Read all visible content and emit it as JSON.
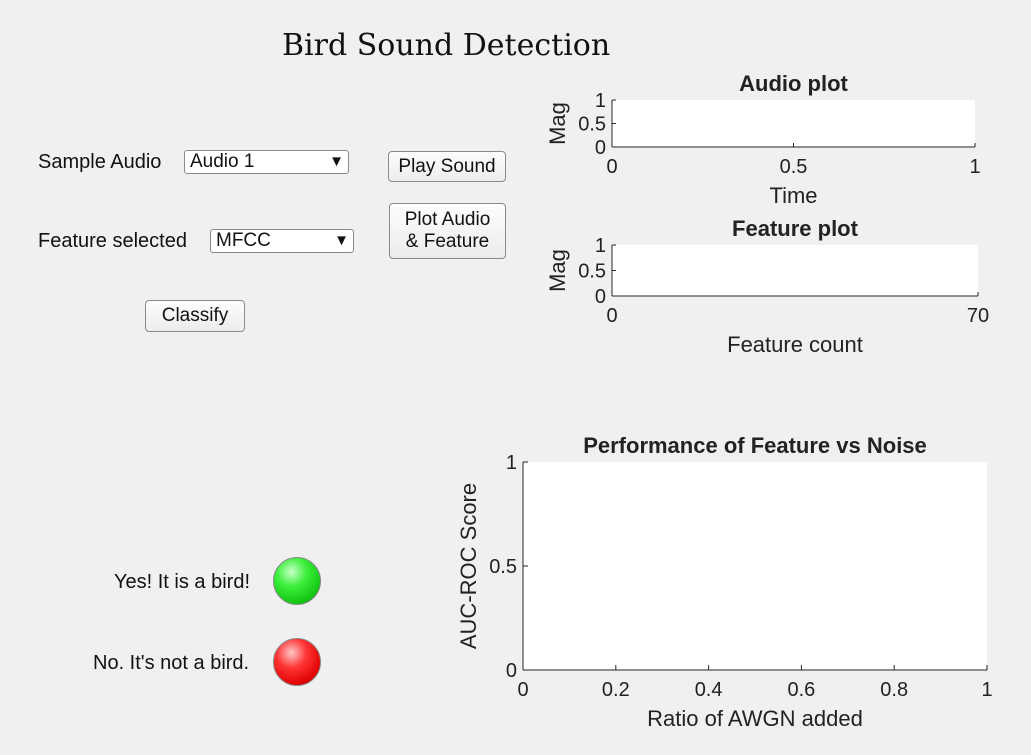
{
  "app": {
    "title": "Bird Sound Detection"
  },
  "controls": {
    "sample_audio_label": "Sample Audio",
    "sample_audio_value": "Audio 1",
    "feature_label": "Feature selected",
    "feature_value": "MFCC",
    "play_button": "Play Sound",
    "plot_button_line1": "Plot Audio",
    "plot_button_line2": "& Feature",
    "classify_button": "Classify"
  },
  "results": {
    "yes_label": "Yes! It is a bird!",
    "no_label": "No. It's not a bird.",
    "yes_color": "#22dd22",
    "no_color": "#ee1111"
  },
  "chart_data": [
    {
      "type": "line",
      "title": "Audio plot",
      "xlabel": "Time",
      "ylabel": "Mag",
      "xlim": [
        0,
        1
      ],
      "ylim": [
        0,
        1
      ],
      "xticks": [
        "0",
        "0.5",
        "1"
      ],
      "yticks": [
        "0",
        "0.5",
        "1"
      ],
      "series": []
    },
    {
      "type": "line",
      "title": "Feature plot",
      "xlabel": "Feature count",
      "ylabel": "Mag",
      "xlim": [
        0,
        70
      ],
      "ylim": [
        0,
        1
      ],
      "xticks": [
        "0",
        "70"
      ],
      "yticks": [
        "0",
        "0.5",
        "1"
      ],
      "series": []
    },
    {
      "type": "line",
      "title": "Performance of Feature vs Noise",
      "xlabel": "Ratio of AWGN added",
      "ylabel": "AUC-ROC Score",
      "xlim": [
        0,
        1
      ],
      "ylim": [
        0,
        1
      ],
      "xticks": [
        "0",
        "0.2",
        "0.4",
        "0.6",
        "0.8",
        "1"
      ],
      "yticks": [
        "0",
        "0.5",
        "1"
      ],
      "series": []
    }
  ]
}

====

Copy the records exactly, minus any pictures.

## Response box
Read all visible content and emit it as JSON.
{
  "app": {
    "title": "Bird Sound Detection"
  },
  "controls": {
    "sample_audio_label": "Sample Audio",
    "sample_audio_value": "Audio 1",
    "feature_label": "Feature selected",
    "feature_value": "MFCC",
    "play_button": "Play Sound",
    "plot_button_line1": "Plot Audio",
    "plot_button_line2": "& Feature",
    "classify_button": "Classify"
  },
  "results": {
    "yes_label": "Yes! It is a bird!",
    "no_label": "No. It's not a bird.",
    "yes_color": "#22dd22",
    "no_color": "#ee1111"
  },
  "chart_data": [
    {
      "type": "line",
      "title": "Audio plot",
      "xlabel": "Time",
      "ylabel": "Mag",
      "xlim": [
        0,
        1
      ],
      "ylim": [
        0,
        1
      ],
      "xticks": [
        "0",
        "0.5",
        "1"
      ],
      "yticks": [
        "0",
        "0.5",
        "1"
      ],
      "series": []
    },
    {
      "type": "line",
      "title": "Feature plot",
      "xlabel": "Feature count",
      "ylabel": "Mag",
      "xlim": [
        0,
        70
      ],
      "ylim": [
        0,
        1
      ],
      "xticks": [
        "0",
        "70"
      ],
      "yticks": [
        "0",
        "0.5",
        "1"
      ],
      "series": []
    },
    {
      "type": "line",
      "title": "Performance of Feature vs Noise",
      "xlabel": "Ratio of AWGN added",
      "ylabel": "AUC-ROC Score",
      "xlim": [
        0,
        1
      ],
      "ylim": [
        0,
        1
      ],
      "xticks": [
        "0",
        "0.2",
        "0.4",
        "0.6",
        "0.8",
        "1"
      ],
      "yticks": [
        "0",
        "0.5",
        "1"
      ],
      "series": []
    }
  ]
}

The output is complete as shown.